(Stored entries)

*** Begin section ***

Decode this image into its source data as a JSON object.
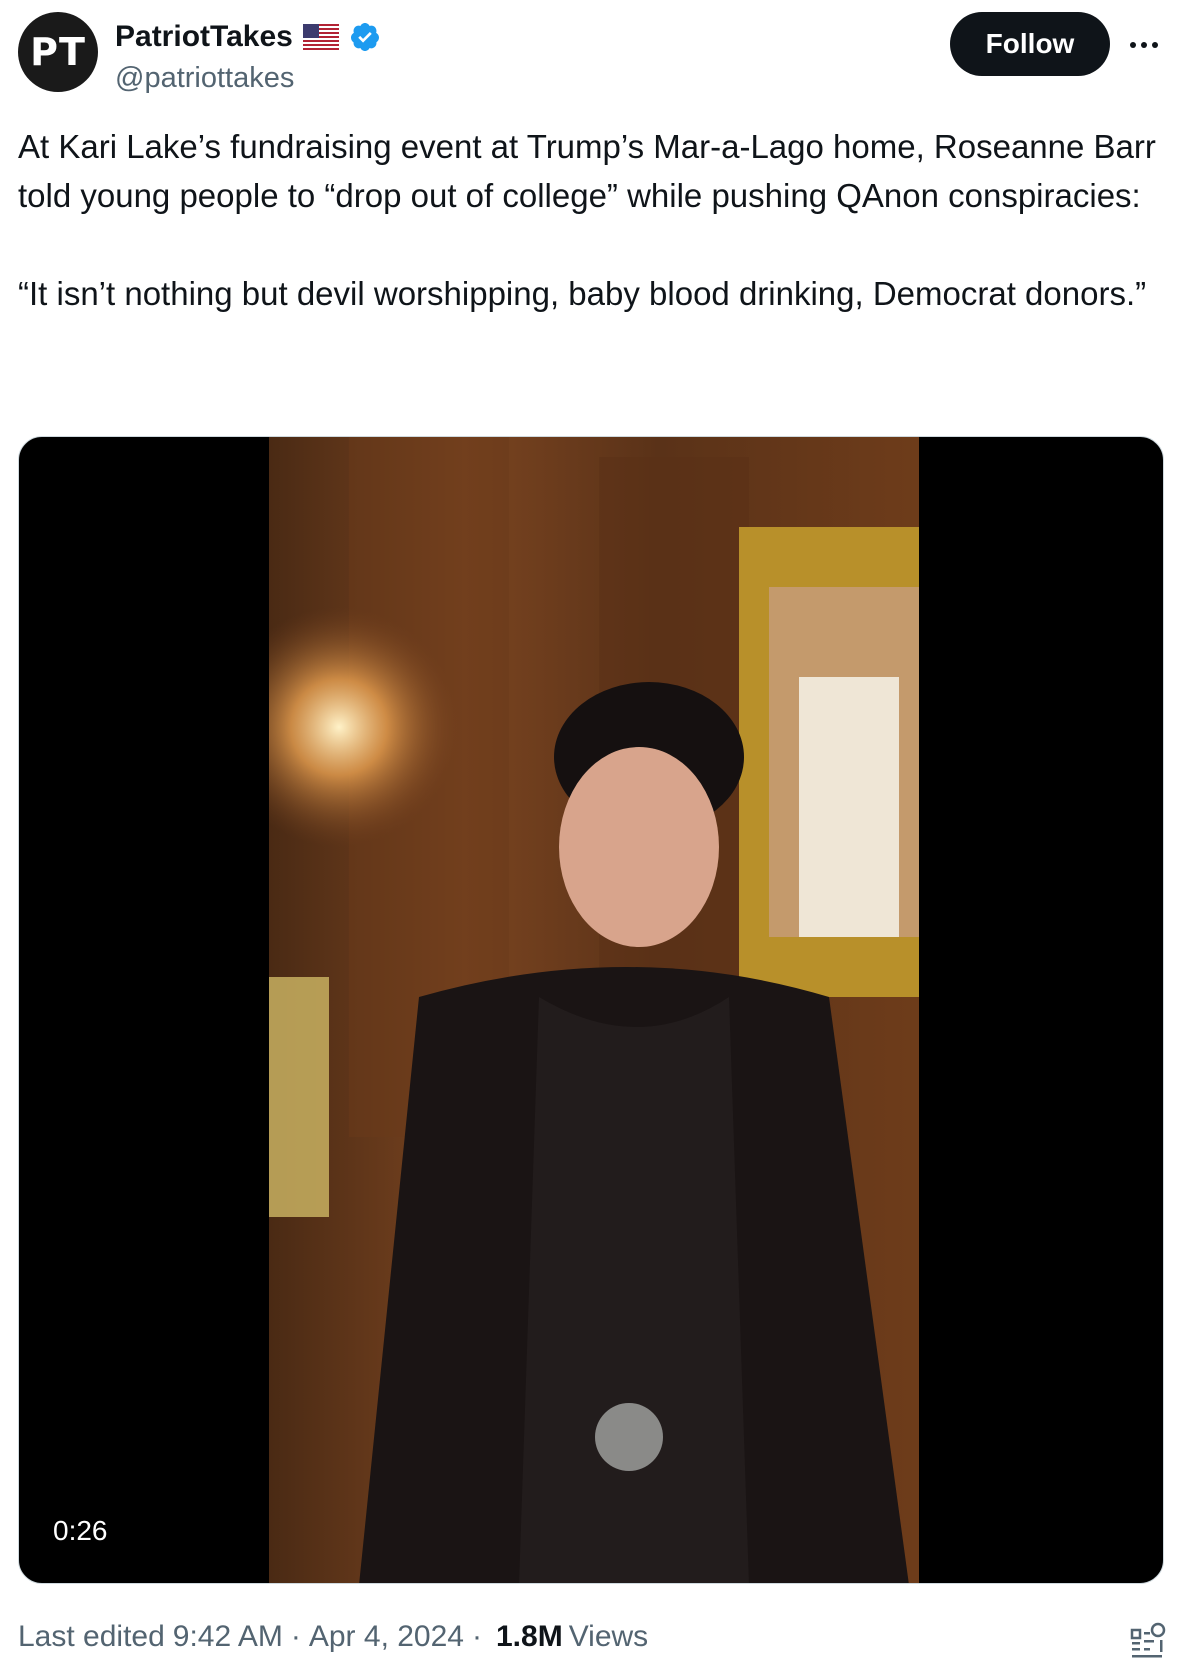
{
  "author": {
    "initials": "PT",
    "name": "PatriotTakes",
    "handle": "@patriottakes",
    "verified_color": "#1d9bf0"
  },
  "actions": {
    "follow_label": "Follow",
    "more_icon": "more-icon"
  },
  "tweet": {
    "paragraph_1": "At Kari Lake’s fundraising event at Trump’s Mar-a-Lago home, Roseanne Barr told young people to “drop out of college” while pushing QAnon conspiracies:",
    "paragraph_2": "“It isn’t nothing but devil worshipping, baby blood drinking, Democrat donors.”"
  },
  "media": {
    "type": "video",
    "duration": "0:26"
  },
  "meta": {
    "edited_label": "Last edited",
    "time": "9:42 AM",
    "separator": "·",
    "date": "Apr 4, 2024",
    "views_count": "1.8M",
    "views_label": "Views"
  },
  "colors": {
    "text": "#0f1419",
    "secondary": "#536471",
    "button_bg": "#0f1419"
  }
}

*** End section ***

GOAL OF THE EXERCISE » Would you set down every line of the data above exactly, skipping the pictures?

WRITTEN ANSWER »
Decode this image into its source data as a JSON object.
{
  "author": {
    "initials": "PT",
    "name": "PatriotTakes",
    "handle": "@patriottakes",
    "verified_color": "#1d9bf0"
  },
  "actions": {
    "follow_label": "Follow",
    "more_icon": "more-icon"
  },
  "tweet": {
    "paragraph_1": "At Kari Lake’s fundraising event at Trump’s Mar-a-Lago home, Roseanne Barr told young people to “drop out of college” while pushing QAnon conspiracies:",
    "paragraph_2": "“It isn’t nothing but devil worshipping, baby blood drinking, Democrat donors.”"
  },
  "media": {
    "type": "video",
    "duration": "0:26"
  },
  "meta": {
    "edited_label": "Last edited",
    "time": "9:42 AM",
    "separator": "·",
    "date": "Apr 4, 2024",
    "views_count": "1.8M",
    "views_label": "Views"
  },
  "colors": {
    "text": "#0f1419",
    "secondary": "#536471",
    "button_bg": "#0f1419"
  }
}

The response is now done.